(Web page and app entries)
= = =

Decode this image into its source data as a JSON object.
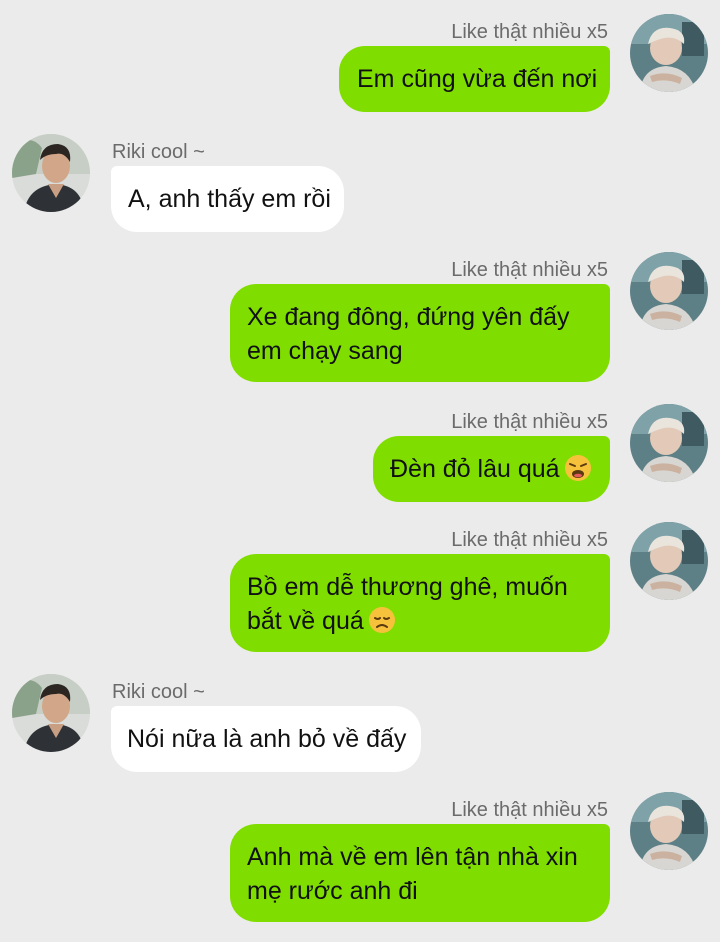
{
  "contacts": {
    "me": {
      "name": "Like thật nhiều x5",
      "avatar_icon": "avatar-icon"
    },
    "other": {
      "name": "Riki cool ~",
      "avatar_icon": "avatar-icon"
    }
  },
  "messages": [
    {
      "sender": "me",
      "lines": [
        "Em cũng vừa đến nơi"
      ]
    },
    {
      "sender": "other",
      "lines": [
        "A, anh thấy em rồi"
      ]
    },
    {
      "sender": "me",
      "lines": [
        "Xe đang đông, đứng yên đấy",
        "em chạy sang"
      ]
    },
    {
      "sender": "me",
      "lines": [
        "Đèn đỏ lâu quá"
      ],
      "emoji": "weary-face-emoji"
    },
    {
      "sender": "me",
      "lines": [
        "Bồ em dễ thương ghê, muốn",
        "bắt về quá"
      ],
      "emoji": "disappointed-face-emoji"
    },
    {
      "sender": "other",
      "lines": [
        "Nói nữa là anh bỏ về đấy"
      ]
    },
    {
      "sender": "me",
      "lines": [
        "Anh mà về em lên tận nhà xin",
        "mẹ rước anh đi"
      ]
    }
  ],
  "colors": {
    "background": "#ebebeb",
    "my_bubble": "#80dd00",
    "their_bubble": "#ffffff",
    "name_text": "#6b6b6b",
    "message_text": "#111111"
  }
}
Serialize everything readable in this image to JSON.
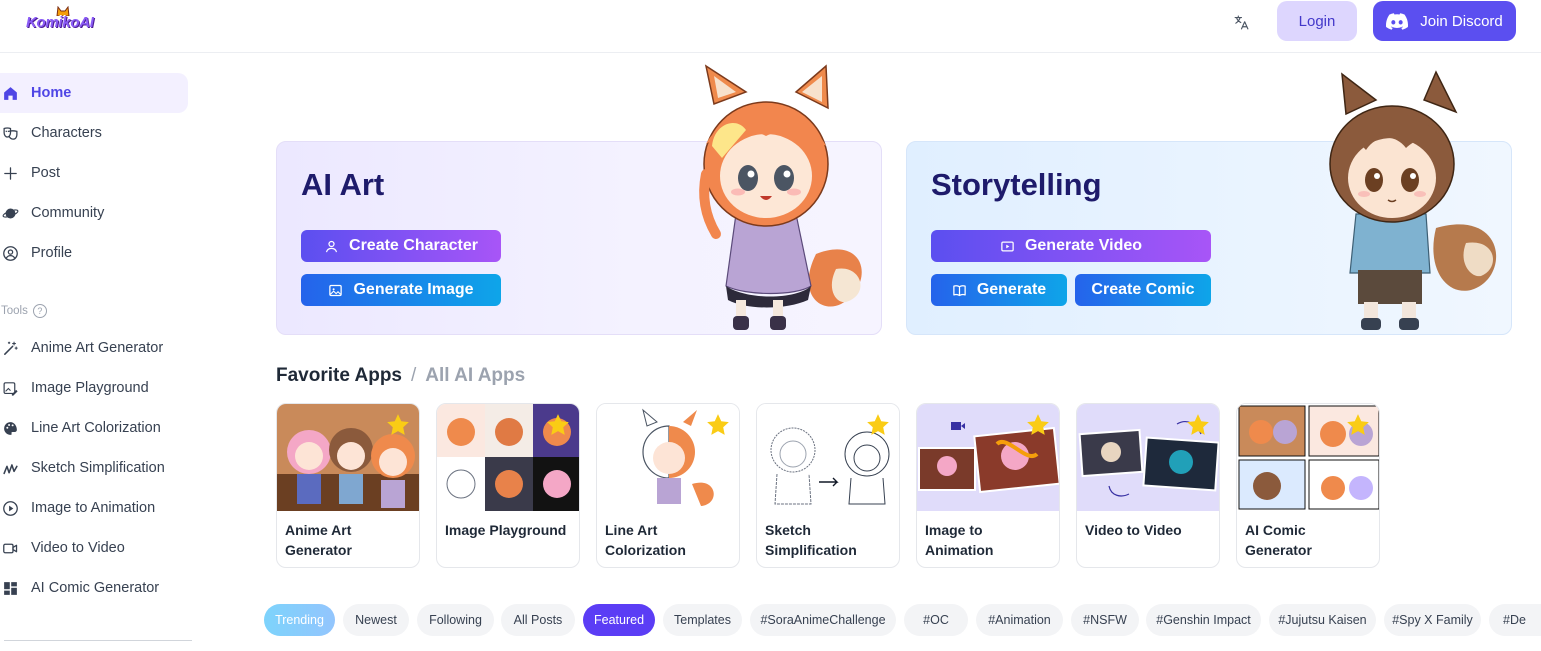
{
  "header": {
    "logo_text": "KomikoAI",
    "language_icon": "translate-icon",
    "login_label": "Login",
    "discord_label": "Join Discord",
    "discord_icon": "discord-icon"
  },
  "sidebar": {
    "items": [
      {
        "label": "Home",
        "icon": "home-icon",
        "active": true
      },
      {
        "label": "Characters",
        "icon": "masks-icon"
      },
      {
        "label": "Post",
        "icon": "plus-icon"
      },
      {
        "label": "Community",
        "icon": "planet-icon"
      },
      {
        "label": "Profile",
        "icon": "user-circle-icon"
      }
    ],
    "tools_label": "Tools",
    "tools": [
      {
        "label": "Anime Art Generator",
        "icon": "magic-wand-icon"
      },
      {
        "label": "Image Playground",
        "icon": "image-edit-icon"
      },
      {
        "label": "Line Art Colorization",
        "icon": "palette-icon"
      },
      {
        "label": "Sketch Simplification",
        "icon": "scribble-icon"
      },
      {
        "label": "Image to Animation",
        "icon": "play-circle-icon"
      },
      {
        "label": "Video to Video",
        "icon": "video-icon"
      },
      {
        "label": "AI Comic Generator",
        "icon": "comic-grid-icon"
      }
    ]
  },
  "hero": {
    "art": {
      "title": "AI Art",
      "create_character": "Create Character",
      "generate_image": "Generate Image"
    },
    "story": {
      "title": "Storytelling",
      "generate_video": "Generate Video",
      "generate": "Generate",
      "create_comic": "Create Comic"
    }
  },
  "apps": {
    "favorite_label": "Favorite Apps",
    "separator": "/",
    "all_label": "All AI Apps",
    "items": [
      {
        "label": "Anime Art Generator"
      },
      {
        "label": "Image Playground"
      },
      {
        "label": "Line Art Colorization"
      },
      {
        "label": "Sketch Simplification"
      },
      {
        "label": "Image to Animation"
      },
      {
        "label": "Video to Video"
      },
      {
        "label": "AI Comic Generator"
      }
    ]
  },
  "filters": [
    "Trending",
    "Newest",
    "Following",
    "All Posts",
    "Featured",
    "Templates",
    "#SoraAnimeChallenge",
    "#OC",
    "#Animation",
    "#NSFW",
    "#Genshin Impact",
    "#Jujutsu Kaisen",
    "#Spy X Family",
    "#De"
  ],
  "colors": {
    "accent": "#5b4ff0",
    "accent_light": "#ddd6fe",
    "star": "#facc15"
  }
}
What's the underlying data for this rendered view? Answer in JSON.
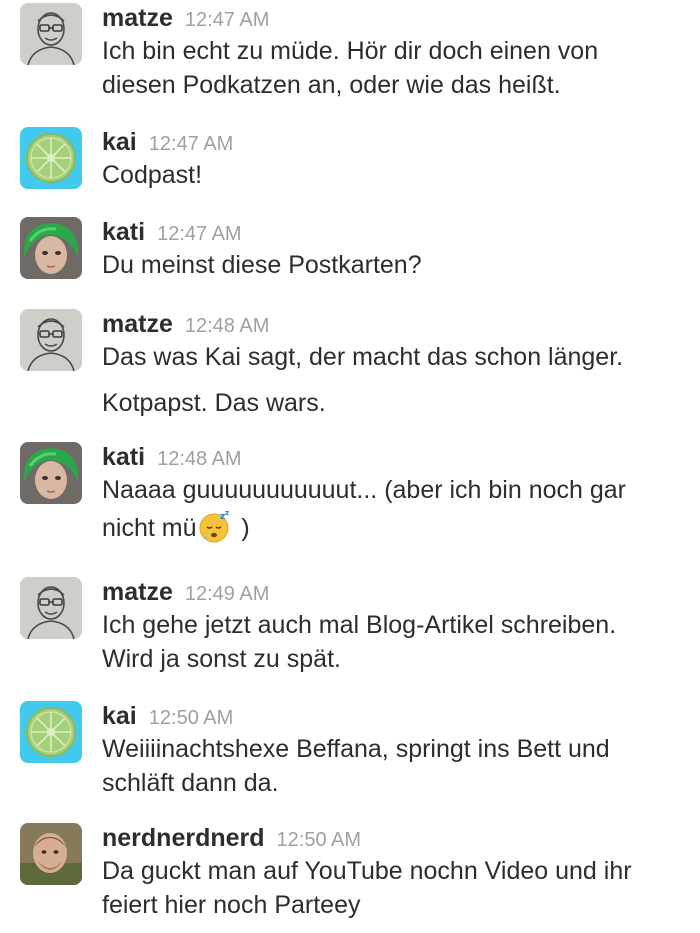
{
  "messages": [
    {
      "user": "matze",
      "time": "12:47 AM",
      "avatar": "sketch-portrait-avatar",
      "lines": [
        "Ich bin echt zu müde. Hör dir doch einen von",
        "diesen Podkatzen an, oder wie das heißt."
      ]
    },
    {
      "user": "kai",
      "time": "12:47 AM",
      "avatar": "citrus-slice-avatar",
      "lines": [
        "Codpast!"
      ]
    },
    {
      "user": "kati",
      "time": "12:47 AM",
      "avatar": "green-hair-photo-avatar",
      "lines": [
        "Du meinst diese Postkarten?"
      ]
    },
    {
      "user": "matze",
      "time": "12:48 AM",
      "avatar": "sketch-portrait-avatar",
      "lines": [
        "Das was Kai sagt, der macht das schon länger."
      ],
      "extra": "Kotpapst. Das wars."
    },
    {
      "user": "kati",
      "time": "12:48 AM",
      "avatar": "green-hair-photo-avatar",
      "lines": [
        "Naaaa guuuuuuuuuuut... (aber ich bin noch gar"
      ],
      "tail_before": "nicht mü",
      "tail_emoji": "sleeping-face-emoji",
      "tail_after": " )"
    },
    {
      "user": "matze",
      "time": "12:49 AM",
      "avatar": "sketch-portrait-avatar",
      "lines": [
        "Ich gehe jetzt auch mal Blog-Artikel schreiben.",
        "Wird ja sonst zu spät."
      ]
    },
    {
      "user": "kai",
      "time": "12:50 AM",
      "avatar": "citrus-slice-avatar",
      "lines": [
        "Weiiiinachtshexe Beffana, springt ins Bett und",
        "schläft dann da."
      ]
    },
    {
      "user": "nerdnerdnerd",
      "time": "12:50 AM",
      "avatar": "photo-avatar",
      "lines": [
        "Da guckt man auf YouTube nochn Video und ihr",
        "feiert hier noch Parteey"
      ]
    }
  ],
  "colors": {
    "username": "#2c2d30",
    "timestamp": "#a0a0a2",
    "text": "#2c2d30",
    "citrus_bg": "#41c9ee",
    "citrus_fruit": "#a6cf7a"
  }
}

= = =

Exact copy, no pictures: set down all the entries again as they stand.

Decode this image into its source data as a JSON object.
{
  "contacts": {
    "me": {
      "name": "Like thật nhiều x5",
      "avatar_icon": "avatar-icon"
    },
    "other": {
      "name": "Riki cool ~",
      "avatar_icon": "avatar-icon"
    }
  },
  "messages": [
    {
      "sender": "me",
      "lines": [
        "Em cũng vừa đến nơi"
      ]
    },
    {
      "sender": "other",
      "lines": [
        "A, anh thấy em rồi"
      ]
    },
    {
      "sender": "me",
      "lines": [
        "Xe đang đông, đứng yên đấy",
        "em chạy sang"
      ]
    },
    {
      "sender": "me",
      "lines": [
        "Đèn đỏ lâu quá"
      ],
      "emoji": "weary-face-emoji"
    },
    {
      "sender": "me",
      "lines": [
        "Bồ em dễ thương ghê, muốn",
        "bắt về quá"
      ],
      "emoji": "disappointed-face-emoji"
    },
    {
      "sender": "other",
      "lines": [
        "Nói nữa là anh bỏ về đấy"
      ]
    },
    {
      "sender": "me",
      "lines": [
        "Anh mà về em lên tận nhà xin",
        "mẹ rước anh đi"
      ]
    }
  ],
  "colors": {
    "background": "#ebebeb",
    "my_bubble": "#80dd00",
    "their_bubble": "#ffffff",
    "name_text": "#6b6b6b",
    "message_text": "#111111"
  }
}
Serialize everything readable in this image to JSON.
{
  "header": {
    "logo_text": "KomikoAI",
    "language_icon": "translate-icon",
    "login_label": "Login",
    "discord_label": "Join Discord",
    "discord_icon": "discord-icon"
  },
  "sidebar": {
    "items": [
      {
        "label": "Home",
        "icon": "home-icon",
        "active": true
      },
      {
        "label": "Characters",
        "icon": "masks-icon"
      },
      {
        "label": "Post",
        "icon": "plus-icon"
      },
      {
        "label": "Community",
        "icon": "planet-icon"
      },
      {
        "label": "Profile",
        "icon": "user-circle-icon"
      }
    ],
    "tools_label": "Tools",
    "tools": [
      {
        "label": "Anime Art Generator",
        "icon": "magic-wand-icon"
      },
      {
        "label": "Image Playground",
        "icon": "image-edit-icon"
      },
      {
        "label": "Line Art Colorization",
        "icon": "palette-icon"
      },
      {
        "label": "Sketch Simplification",
        "icon": "scribble-icon"
      },
      {
        "label": "Image to Animation",
        "icon": "play-circle-icon"
      },
      {
        "label": "Video to Video",
        "icon": "video-icon"
      },
      {
        "label": "AI Comic Generator",
        "icon": "comic-grid-icon"
      }
    ]
  },
  "hero": {
    "art": {
      "title": "AI Art",
      "create_character": "Create Character",
      "generate_image": "Generate Image"
    },
    "story": {
      "title": "Storytelling",
      "generate_video": "Generate Video",
      "generate": "Generate",
      "create_comic": "Create Comic"
    }
  },
  "apps": {
    "favorite_label": "Favorite Apps",
    "separator": "/",
    "all_label": "All AI Apps",
    "items": [
      {
        "label": "Anime Art Generator"
      },
      {
        "label": "Image Playground"
      },
      {
        "label": "Line Art Colorization"
      },
      {
        "label": "Sketch Simplification"
      },
      {
        "label": "Image to Animation"
      },
      {
        "label": "Video to Video"
      },
      {
        "label": "AI Comic Generator"
      }
    ]
  },
  "filters": [
    "Trending",
    "Newest",
    "Following",
    "All Posts",
    "Featured",
    "Templates",
    "#SoraAnimeChallenge",
    "#OC",
    "#Animation",
    "#NSFW",
    "#Genshin Impact",
    "#Jujutsu Kaisen",
    "#Spy X Family",
    "#De"
  ],
  "colors": {
    "accent": "#5b4ff0",
    "accent_light": "#ddd6fe",
    "star": "#facc15"
  }
}
What's the underlying data for this rendered view? Answer in JSON.
{
  "messages": [
    {
      "user": "matze",
      "time": "12:47 AM",
      "avatar": "sketch-portrait-avatar",
      "lines": [
        "Ich bin echt zu müde. Hör dir doch einen von",
        "diesen Podkatzen an, oder wie das heißt."
      ]
    },
    {
      "user": "kai",
      "time": "12:47 AM",
      "avatar": "citrus-slice-avatar",
      "lines": [
        "Codpast!"
      ]
    },
    {
      "user": "kati",
      "time": "12:47 AM",
      "avatar": "green-hair-photo-avatar",
      "lines": [
        "Du meinst diese Postkarten?"
      ]
    },
    {
      "user": "matze",
      "time": "12:48 AM",
      "avatar": "sketch-portrait-avatar",
      "lines": [
        "Das was Kai sagt, der macht das schon länger."
      ],
      "extra": "Kotpapst. Das wars."
    },
    {
      "user": "kati",
      "time": "12:48 AM",
      "avatar": "green-hair-photo-avatar",
      "lines": [
        "Naaaa guuuuuuuuuuut... (aber ich bin noch gar"
      ],
      "tail_before": "nicht mü",
      "tail_emoji": "sleeping-face-emoji",
      "tail_after": " )"
    },
    {
      "user": "matze",
      "time": "12:49 AM",
      "avatar": "sketch-portrait-avatar",
      "lines": [
        "Ich gehe jetzt auch mal Blog-Artikel schreiben.",
        "Wird ja sonst zu spät."
      ]
    },
    {
      "user": "kai",
      "time": "12:50 AM",
      "avatar": "citrus-slice-avatar",
      "lines": [
        "Weiiiinachtshexe Beffana, springt ins Bett und",
        "schläft dann da."
      ]
    },
    {
      "user": "nerdnerdnerd",
      "time": "12:50 AM",
      "avatar": "photo-avatar",
      "lines": [
        "Da guckt man auf YouTube nochn Video und ihr",
        "feiert hier noch Parteey"
      ]
    }
  ],
  "colors": {
    "username": "#2c2d30",
    "timestamp": "#a0a0a2",
    "text": "#2c2d30",
    "citrus_bg": "#41c9ee",
    "citrus_fruit": "#a6cf7a"
  }
}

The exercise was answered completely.